▸ **Work task**
All the entries need to be quoted exactly, apart from the pictures, which you should drop.

===============

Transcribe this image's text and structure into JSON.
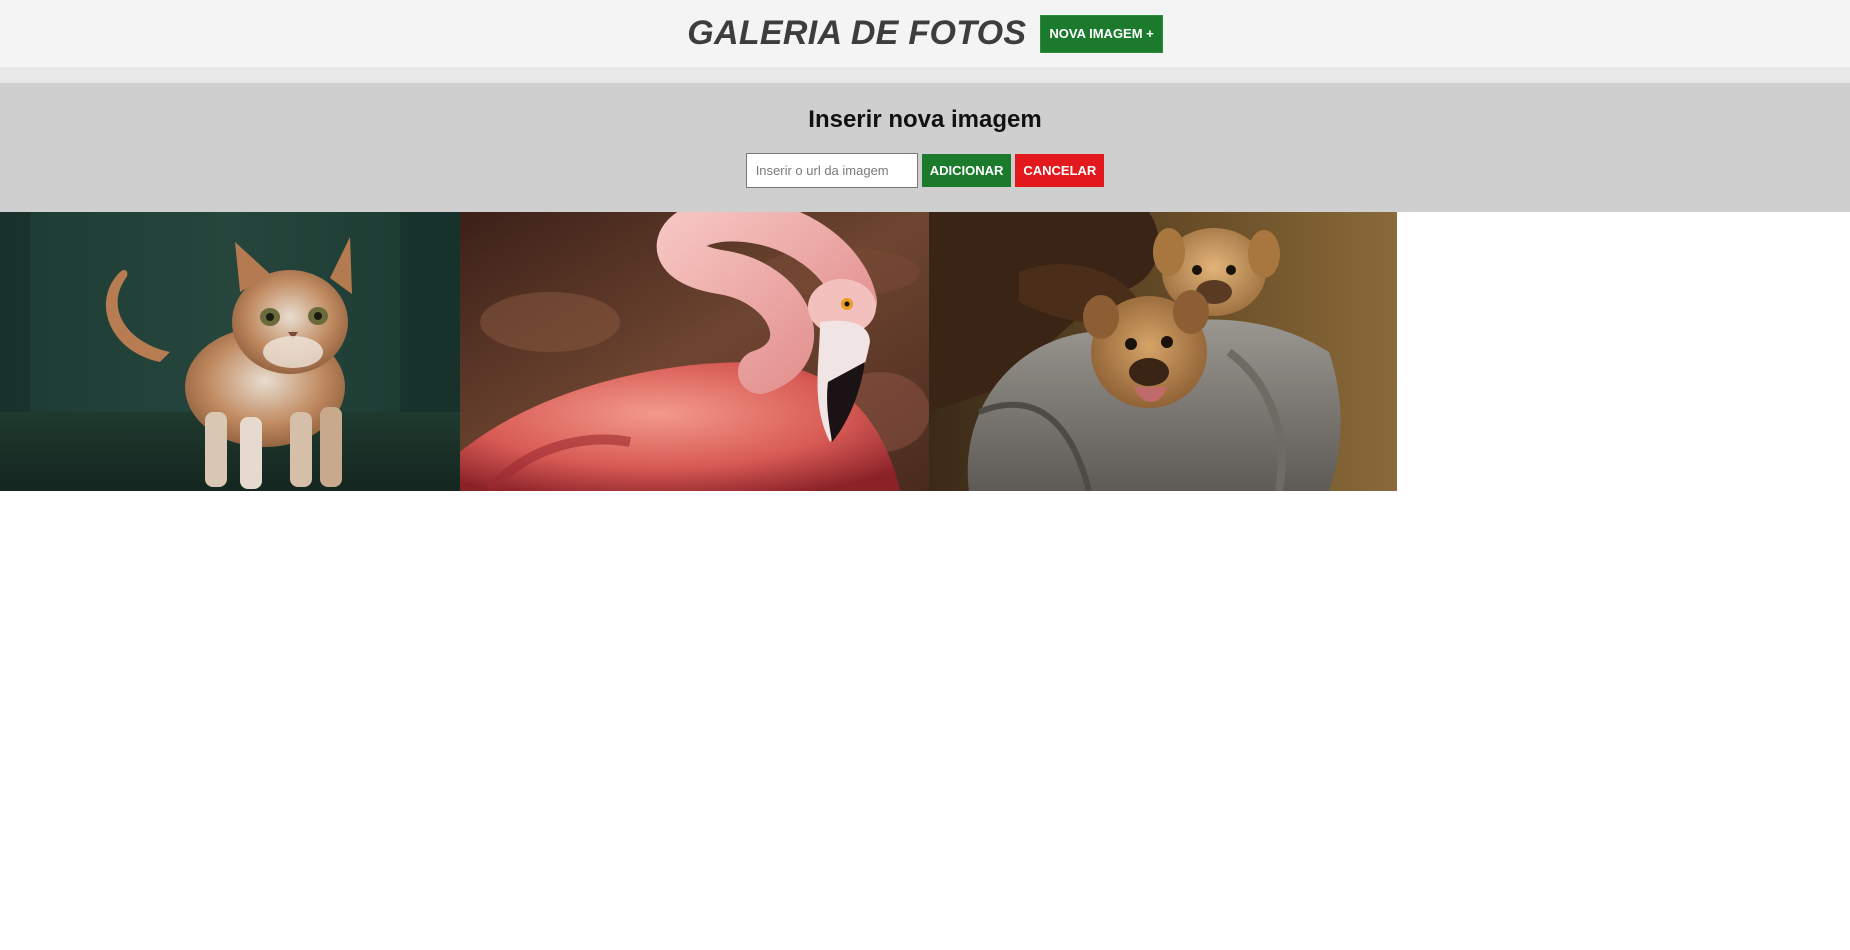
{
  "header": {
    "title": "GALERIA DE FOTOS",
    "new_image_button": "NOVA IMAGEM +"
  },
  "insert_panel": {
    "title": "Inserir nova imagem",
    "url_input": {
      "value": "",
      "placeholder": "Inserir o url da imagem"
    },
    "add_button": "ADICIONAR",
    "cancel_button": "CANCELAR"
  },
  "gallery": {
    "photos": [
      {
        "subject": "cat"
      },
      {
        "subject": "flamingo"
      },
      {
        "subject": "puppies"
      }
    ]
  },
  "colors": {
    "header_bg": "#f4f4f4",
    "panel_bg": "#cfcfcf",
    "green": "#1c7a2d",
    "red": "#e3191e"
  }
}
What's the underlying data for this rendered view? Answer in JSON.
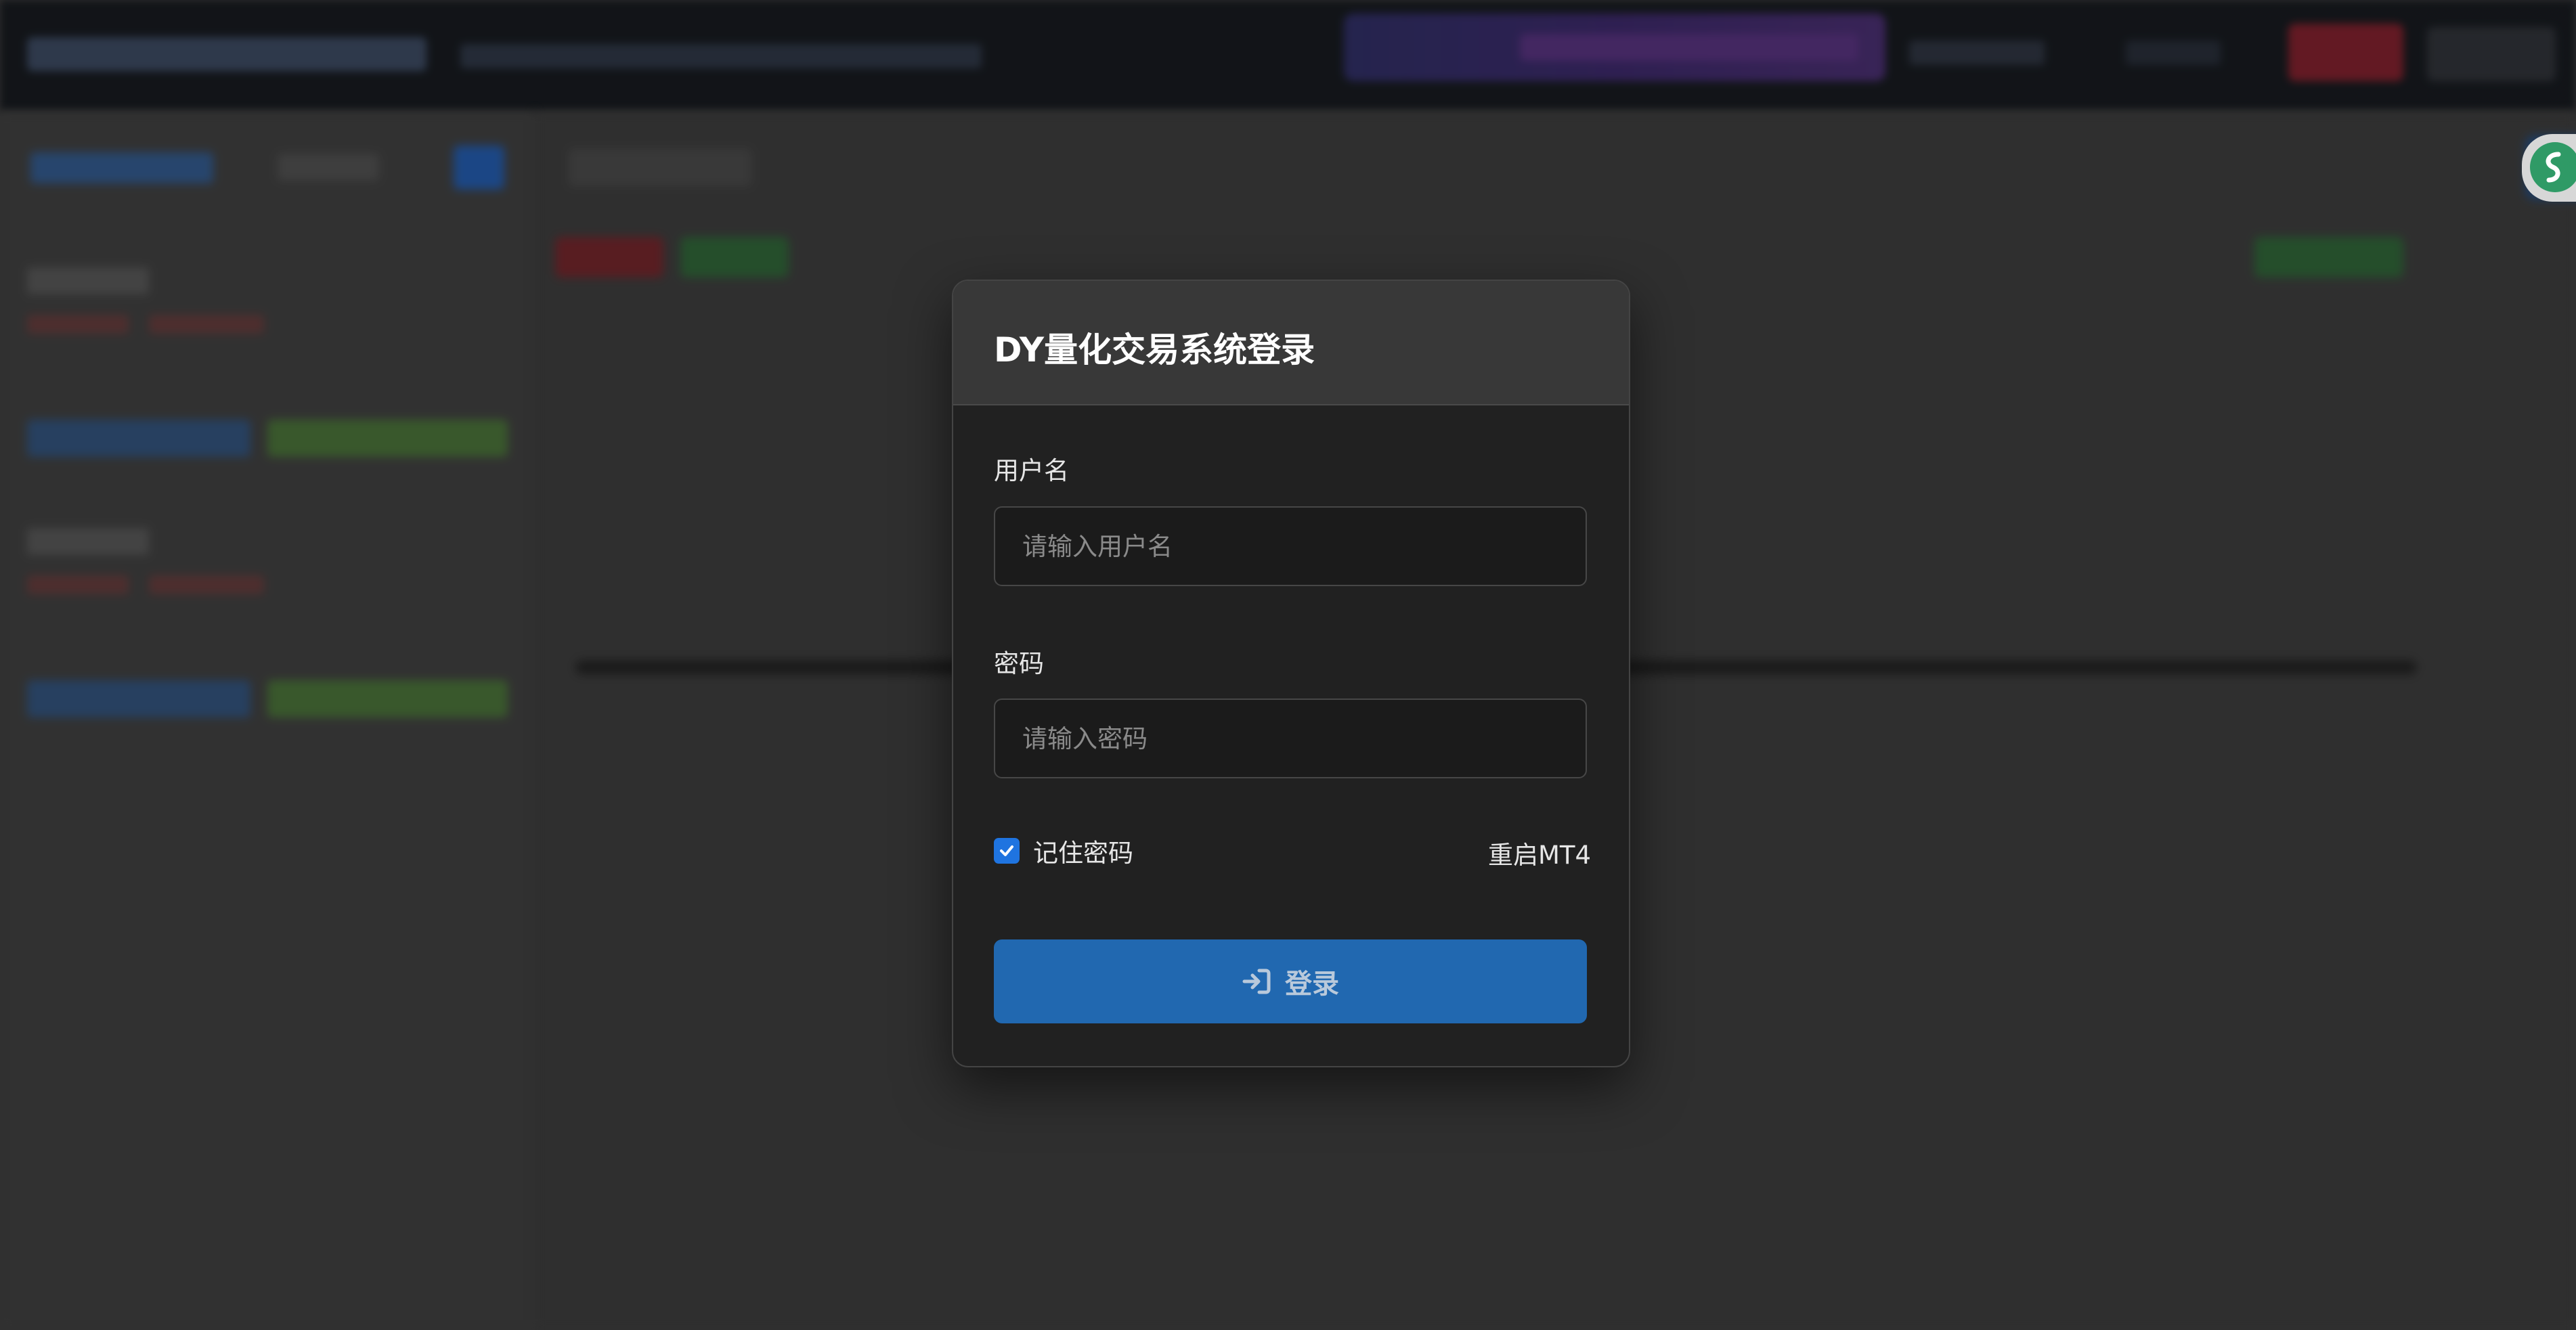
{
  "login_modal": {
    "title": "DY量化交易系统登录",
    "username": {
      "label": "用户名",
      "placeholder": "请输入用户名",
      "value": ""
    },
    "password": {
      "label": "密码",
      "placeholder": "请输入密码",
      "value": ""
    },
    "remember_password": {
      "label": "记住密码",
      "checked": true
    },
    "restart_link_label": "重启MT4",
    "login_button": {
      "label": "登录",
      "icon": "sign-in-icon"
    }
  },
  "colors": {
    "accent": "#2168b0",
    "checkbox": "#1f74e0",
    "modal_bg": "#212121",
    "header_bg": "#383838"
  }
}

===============

▸ **Solution to the problem**
Transcribe this image's text and structure into JSON.
{
  "header": {
    "title": "GALERIA DE FOTOS",
    "new_image_button": "NOVA IMAGEM +"
  },
  "insert_panel": {
    "title": "Inserir nova imagem",
    "url_input": {
      "value": "",
      "placeholder": "Inserir o url da imagem"
    },
    "add_button": "ADICIONAR",
    "cancel_button": "CANCELAR"
  },
  "gallery": {
    "photos": [
      {
        "subject": "cat"
      },
      {
        "subject": "flamingo"
      },
      {
        "subject": "puppies"
      }
    ]
  },
  "colors": {
    "header_bg": "#f4f4f4",
    "panel_bg": "#cfcfcf",
    "green": "#1c7a2d",
    "red": "#e3191e"
  }
}
What's the underlying data for this rendered view? Answer in JSON.
{
  "login_modal": {
    "title": "DY量化交易系统登录",
    "username": {
      "label": "用户名",
      "placeholder": "请输入用户名",
      "value": ""
    },
    "password": {
      "label": "密码",
      "placeholder": "请输入密码",
      "value": ""
    },
    "remember_password": {
      "label": "记住密码",
      "checked": true
    },
    "restart_link_label": "重启MT4",
    "login_button": {
      "label": "登录",
      "icon": "sign-in-icon"
    }
  },
  "colors": {
    "accent": "#2168b0",
    "checkbox": "#1f74e0",
    "modal_bg": "#212121",
    "header_bg": "#383838"
  }
}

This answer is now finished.